Dr Baisden said the proof-of-concept work was very promising and was being developed further.

“We can also apply this type of science to other important problems, such as where insects and other biological material breaching New Zealand’s biosecurity have come from.”

The project to collect rainfall samples from all over the country was funded by the Government through Biosecurity New Zealand. Milk product samples were analysed at the University of Otago and maps made at GNS Science.

ENDS

© Scoop Media

 
 
 
 
 
Business Headlines | Sci-Tech Headlines

 

Scoop Business: NZ Dollar Catches Breath After "Goldilocks" Slump

The New Zealand dollar edged up following its dramatic slump yesterday after the Reserve Bank confirmed speculation it intervened in the currency market last month and PM John Key suggested a “Goldilocks” level far lower than at present. More>>

ALSO:

Biosecurity: Kiwifruit Claim To Hold Officials Accountable For Psa

Kiwifruit growers have joined forces to hold Biosecurity NZ accountable in the courts for its negligence in allowing 2010’s Psa outbreak that devastated New Zealand’s kiwifruit industry and exports. Foundation claimants representing well ... More>>

ALSO:

Poison: Anglers Advised Not To Eat Trout In 1080 Areas

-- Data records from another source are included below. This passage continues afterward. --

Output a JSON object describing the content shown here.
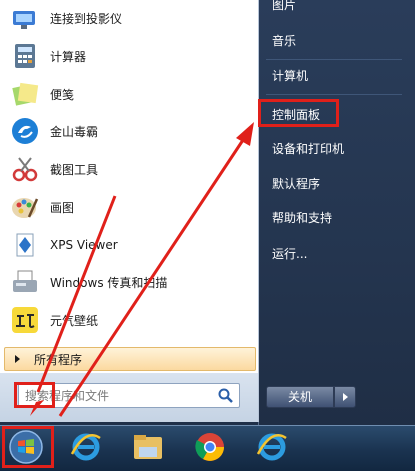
{
  "right_menu": {
    "items": [
      {
        "label": "图片"
      },
      {
        "label": "音乐"
      },
      {
        "label": "计算机"
      },
      {
        "label": "控制面板"
      },
      {
        "label": "设备和打印机"
      },
      {
        "label": "默认程序"
      },
      {
        "label": "帮助和支持"
      },
      {
        "label": "运行..."
      }
    ],
    "shutdown_label": "关机"
  },
  "programs": [
    {
      "label": "连接到投影仪",
      "icon": "projector-icon"
    },
    {
      "label": "计算器",
      "icon": "calculator-icon"
    },
    {
      "label": "便笺",
      "icon": "sticky-notes-icon"
    },
    {
      "label": "金山毒霸",
      "icon": "kingsoft-antivirus-icon"
    },
    {
      "label": "截图工具",
      "icon": "snipping-tool-icon"
    },
    {
      "label": "画图",
      "icon": "paint-icon"
    },
    {
      "label": "XPS Viewer",
      "icon": "xps-viewer-icon"
    },
    {
      "label": "Windows 传真和扫描",
      "icon": "fax-scan-icon"
    },
    {
      "label": "元气壁纸",
      "icon": "yuanqi-wallpaper-icon"
    }
  ],
  "all_programs_label": "所有程序",
  "search": {
    "placeholder": "搜索程序和文件"
  },
  "taskbar": {
    "items": [
      "start-orb-icon",
      "ie-icon",
      "file-explorer-icon",
      "chrome-icon",
      "ie-icon"
    ]
  },
  "colors": {
    "highlight_box": "#e0201a",
    "arrow": "#e0201a"
  }
}
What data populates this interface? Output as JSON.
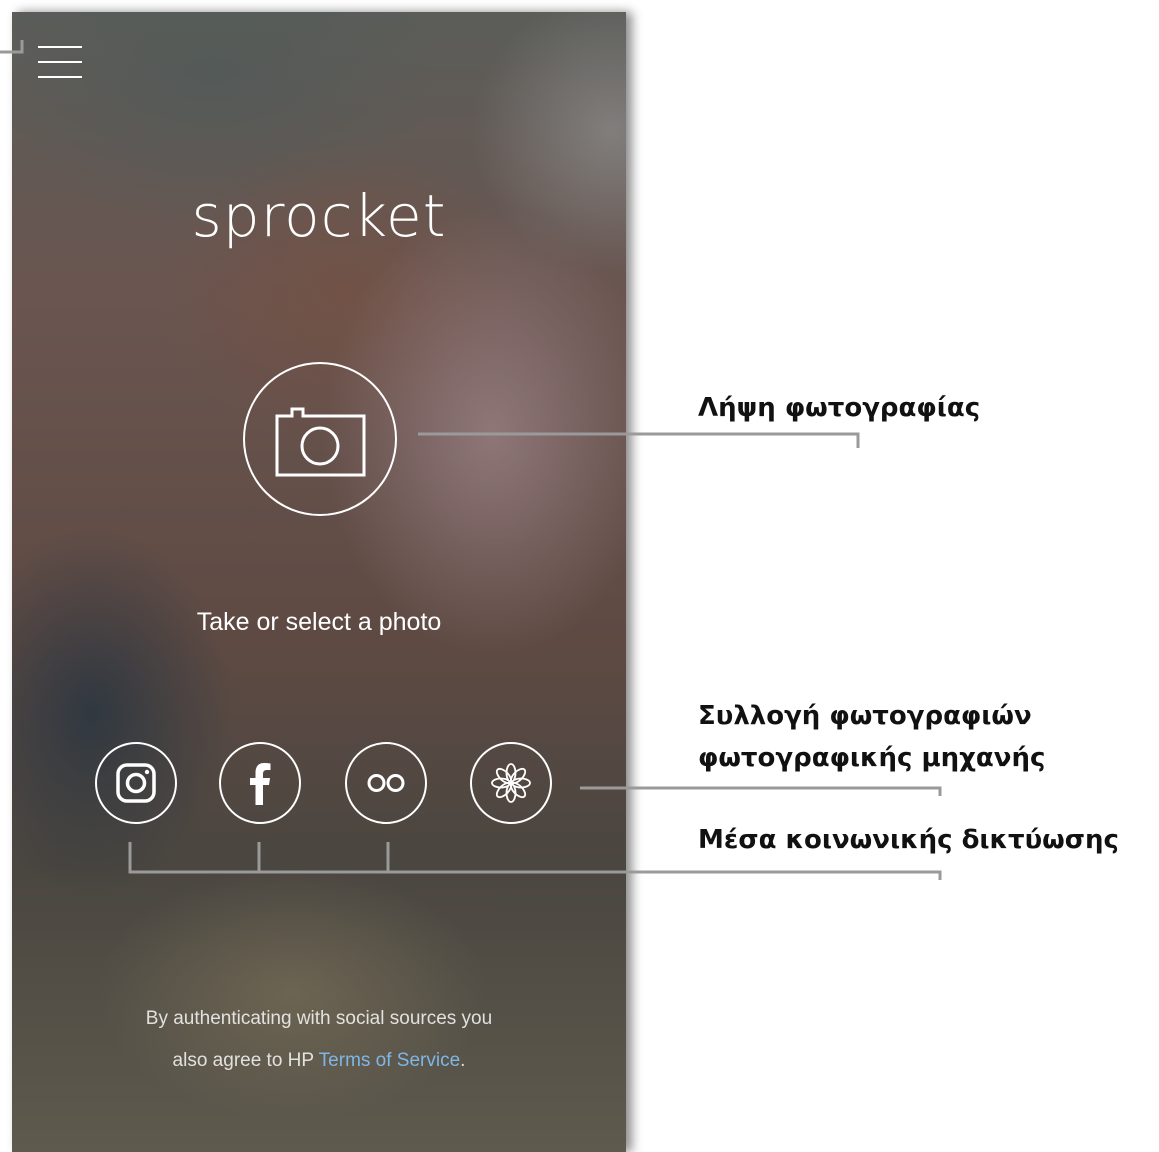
{
  "app": {
    "title": "sprocket",
    "prompt": "Take or select a photo",
    "legal_line1": "By authenticating with social sources you",
    "legal_line2_prefix": "also agree to HP ",
    "legal_link": "Terms of Service",
    "legal_suffix": "."
  },
  "icons": {
    "menu": "hamburger-menu-icon",
    "camera": "camera-icon",
    "instagram": "instagram-icon",
    "facebook": "facebook-icon",
    "flickr": "flickr-icon",
    "gallery": "flower-icon"
  },
  "callouts": {
    "take_photo": "Λήψη φωτογραφίας",
    "camera_roll_line1": "Συλλογή φωτογραφιών",
    "camera_roll_line2": "φωτογραφικής μηχανής",
    "social_media": "Μέσα κοινωνικής δικτύωσης"
  },
  "colors": {
    "link": "#7fb6e6",
    "leader_line": "#9a9a9a",
    "callout_text": "#111111"
  }
}
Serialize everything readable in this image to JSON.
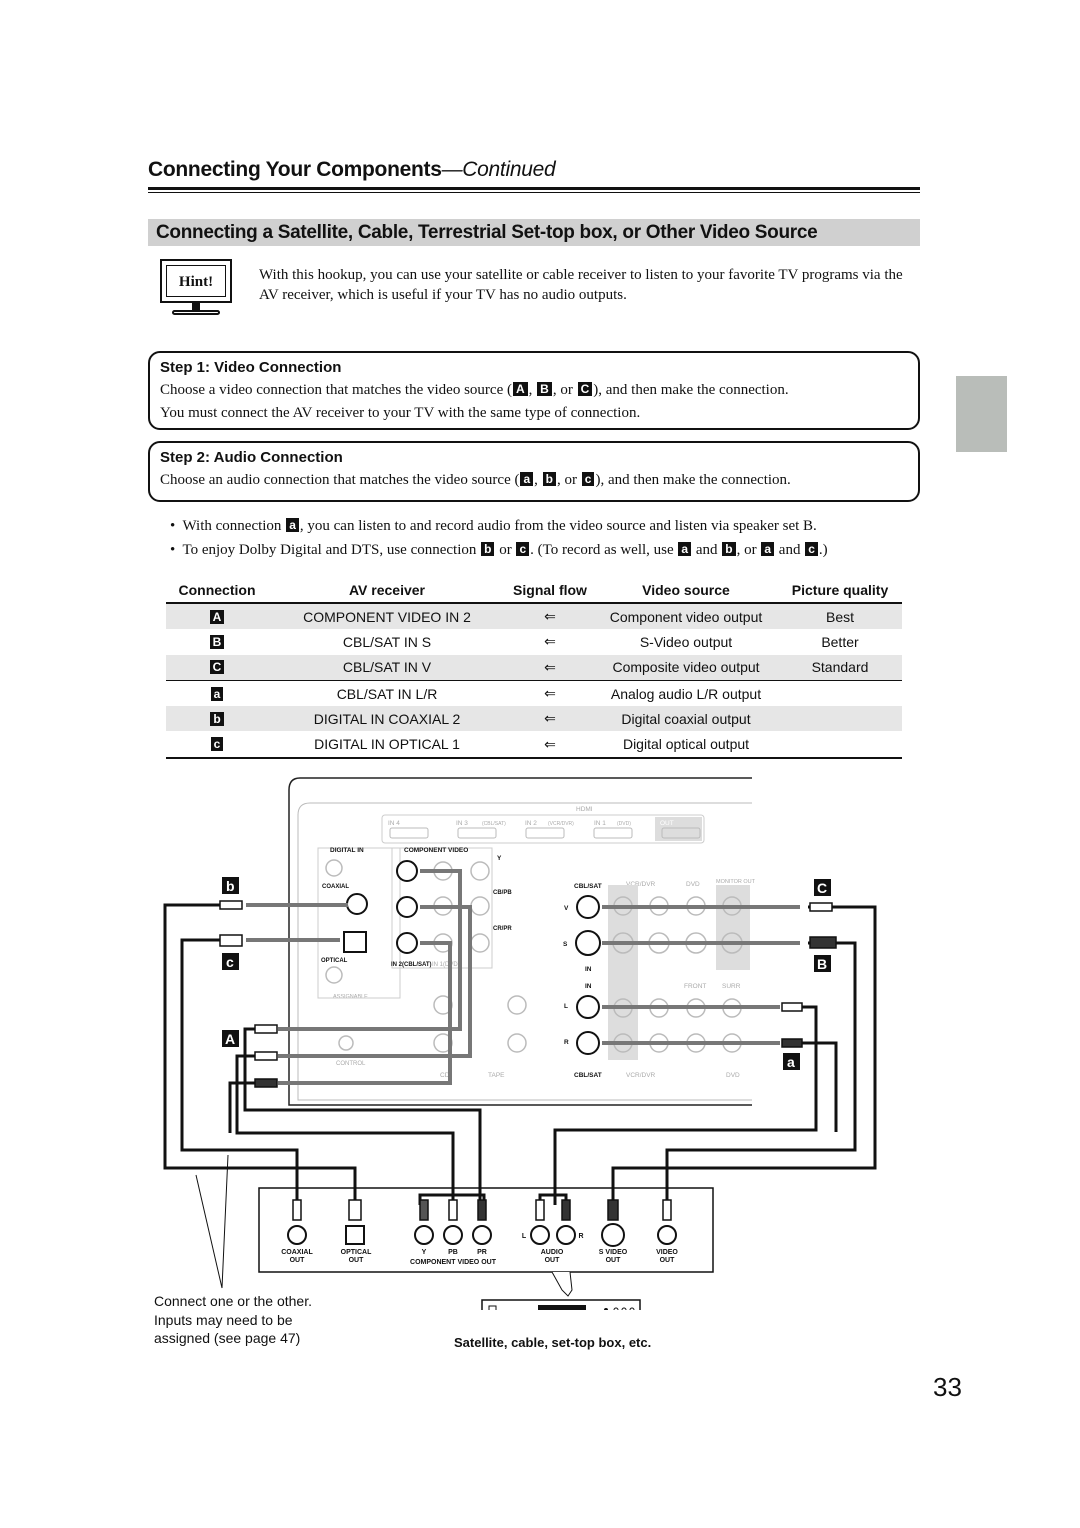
{
  "header": {
    "title": "Connecting Your Components",
    "continued": "—Continued"
  },
  "section_title": "Connecting a Satellite, Cable, Terrestrial Set-top box, or Other Video Source",
  "hint": {
    "label": "Hint!",
    "text": "With this hookup, you can use your satellite or cable receiver to listen to your favorite TV programs via the AV receiver, which is useful if your TV has no audio outputs."
  },
  "step1": {
    "title": "Step 1: Video Connection",
    "line1_a": "Choose a video connection that matches the video source (",
    "line1_b": "), and then make the connection.",
    "line2": "You must connect the AV receiver to your TV with the same type of connection.",
    "keys": [
      "A",
      "B",
      "C"
    ]
  },
  "step2": {
    "title": "Step 2: Audio Connection",
    "line1_a": "Choose an audio connection that matches the video source (",
    "line1_b": "), and then make the connection.",
    "keys": [
      "a",
      "b",
      "c"
    ]
  },
  "bullets": {
    "b1_a": "With connection",
    "b1_b": ", you can listen to and record audio from the video source and listen via speaker set B.",
    "b2_a": "To enjoy Dolby Digital and DTS, use connection",
    "b2_or": "or",
    "b2_b": ". (To record as well, use",
    "b2_and": "and",
    "b2_c": ", or",
    "b2_end": ".)"
  },
  "table": {
    "headers": [
      "Connection",
      "AV receiver",
      "Signal flow",
      "Video source",
      "Picture quality"
    ],
    "rows": [
      [
        "A",
        "COMPONENT VIDEO IN 2",
        "⇐",
        "Component video output",
        "Best"
      ],
      [
        "B",
        "CBL/SAT IN S",
        "⇐",
        "S-Video output",
        "Better"
      ],
      [
        "C",
        "CBL/SAT IN V",
        "⇐",
        "Composite video output",
        "Standard"
      ],
      [
        "a",
        "CBL/SAT IN L/R",
        "⇐",
        "Analog audio L/R output",
        ""
      ],
      [
        "b",
        "DIGITAL IN COAXIAL 2",
        "⇐",
        "Digital coaxial output",
        ""
      ],
      [
        "c",
        "DIGITAL IN OPTICAL 1",
        "⇐",
        "Digital optical output",
        ""
      ]
    ]
  },
  "diagram": {
    "receiver_labels": {
      "hdmi": "HDMI",
      "assignable": "ASSIGNABLE",
      "in4": "IN 4",
      "in3": "IN 3",
      "in3_sub": "(CBL/SAT)",
      "in2": "IN 2",
      "in2_sub": "(VCR/DVR)",
      "in1": "IN 1",
      "in1_sub": "(DVD)",
      "out": "OUT",
      "digital_in": "DIGITAL IN",
      "coaxial": "COAXIAL",
      "optical": "OPTICAL",
      "component_video": "COMPONENT VIDEO",
      "y": "Y",
      "cb": "CB/PB",
      "cr": "CR/PR",
      "in2cbl": "IN 2(CBL/SAT)",
      "in1dvd": "IN 1(DVD)",
      "cblsat": "CBL/SAT",
      "vcrdvr": "VCR/DVR",
      "dvd": "DVD",
      "monitor_out": "MONITOR OUT",
      "v": "V",
      "s": "S",
      "l": "L",
      "r": "R",
      "in": "IN",
      "front": "FRONT",
      "surr": "SURR",
      "cd": "CD",
      "tape": "TAPE",
      "control": "CONTROL"
    },
    "connector_keys": {
      "b": "b",
      "c": "c",
      "A": "A",
      "C": "C",
      "B": "B",
      "a": "a"
    },
    "source_labels": {
      "coaxial": "COAXIAL",
      "optical": "OPTICAL",
      "out": "OUT",
      "y": "Y",
      "pb": "PB",
      "pr": "PR",
      "component_video_out": "COMPONENT VIDEO OUT",
      "audio": "AUDIO",
      "svideo": "S VIDEO",
      "video": "VIDEO",
      "l": "L",
      "r": "R"
    },
    "caption_left": [
      "Connect one or the other.",
      "Inputs may need to be",
      "assigned (see page 47)"
    ],
    "caption_device": "Satellite, cable, set-top box, etc."
  },
  "page_number": "33",
  "colors": {
    "banner": "#d0d0d0",
    "row_shade": "#e6e6e6",
    "side_tab": "#b9bdb9",
    "cable": "#111111"
  }
}
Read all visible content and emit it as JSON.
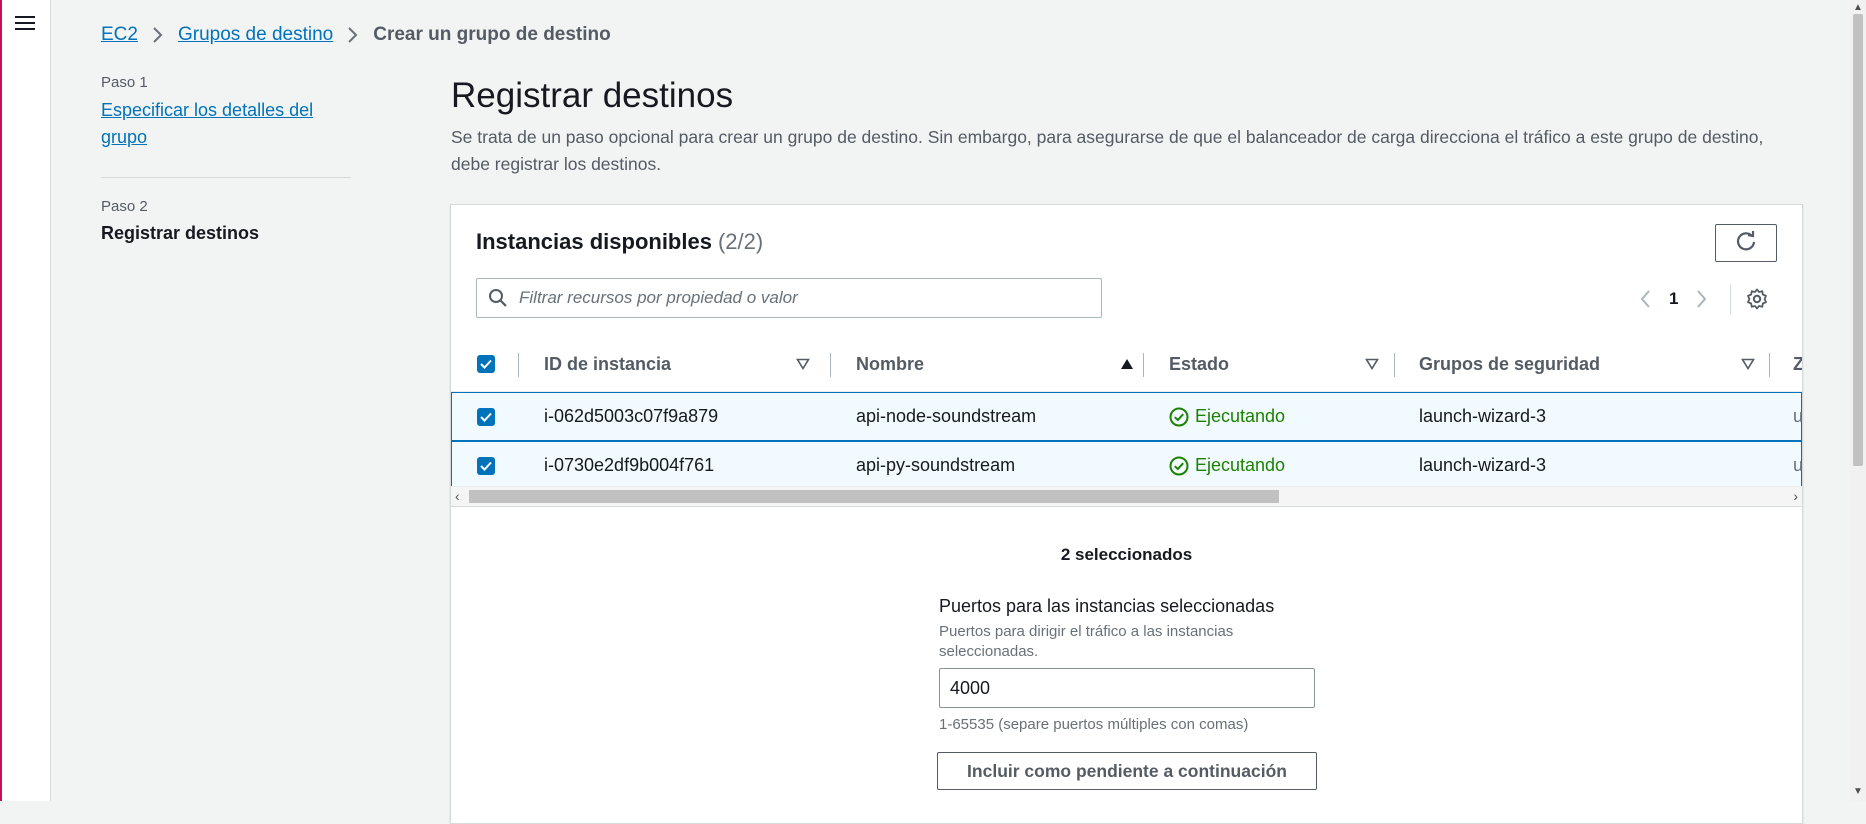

With the fishing season opening in just a few days (1 October 2014), anglers are being warned by the Department of Conservation(DOC) not to eat trout from pristine backcountry waters and their downstream catchments, where the department is conducting 1080 poisoning operations. More>>.

ALSO:

Quotas: MPI Swoop On Suspected Fraudulent Fishing Activity

Ministry for Primary Industries (MPI) compliance officers swooped on a Hawkes Bay fishing enterprise today to secure evidence in an investigation into suspected fraudulent activity... “The investigation involves activity throughout the commercial supply chain – catching, landing, processing and exporting.” More>>

ALSO:

Scoop Business: Fonterra Slashes 2015 Milk Payout, Earnings Tumble 76%

Fonterra Cooperative Group cut its forecast 2015 milk price payout by about 12 percent, citing weaker global dairy prices and said there is a risk of further declines given strong global milk production. More>>

ALSO:

Scoop Business: RBNZ Keeps OCR At 3.5%, Signals Slower Pace Of Future Hikes

Reserve Bank governor Graeme Wheeler kept the official cash rate at 3.5 percent and signalled he won’t be as aggressive with future rate hikes as previously thought as inflation remains tamer than expected. The kiwi dollar fell to a seven-month low. More>>

ALSO:

Weather: Dry Spells Take Hold In South Island

Many areas in the South Island are tracking towards record dry spells as relatively warm, dry weather that began in mid-August continues... for some South Island places, the current period of fine weather is quite rare. More>>

ALSO:

Get More From Scoop

 
 
Computer Power Plus

Standards New Zealand

Standards New Zealand

Mosh Social Media
 
 
 
 
 
 
 
 
Sci-Tech
Search Scoop  
 
 
Powered by Vodafone
NZ independent news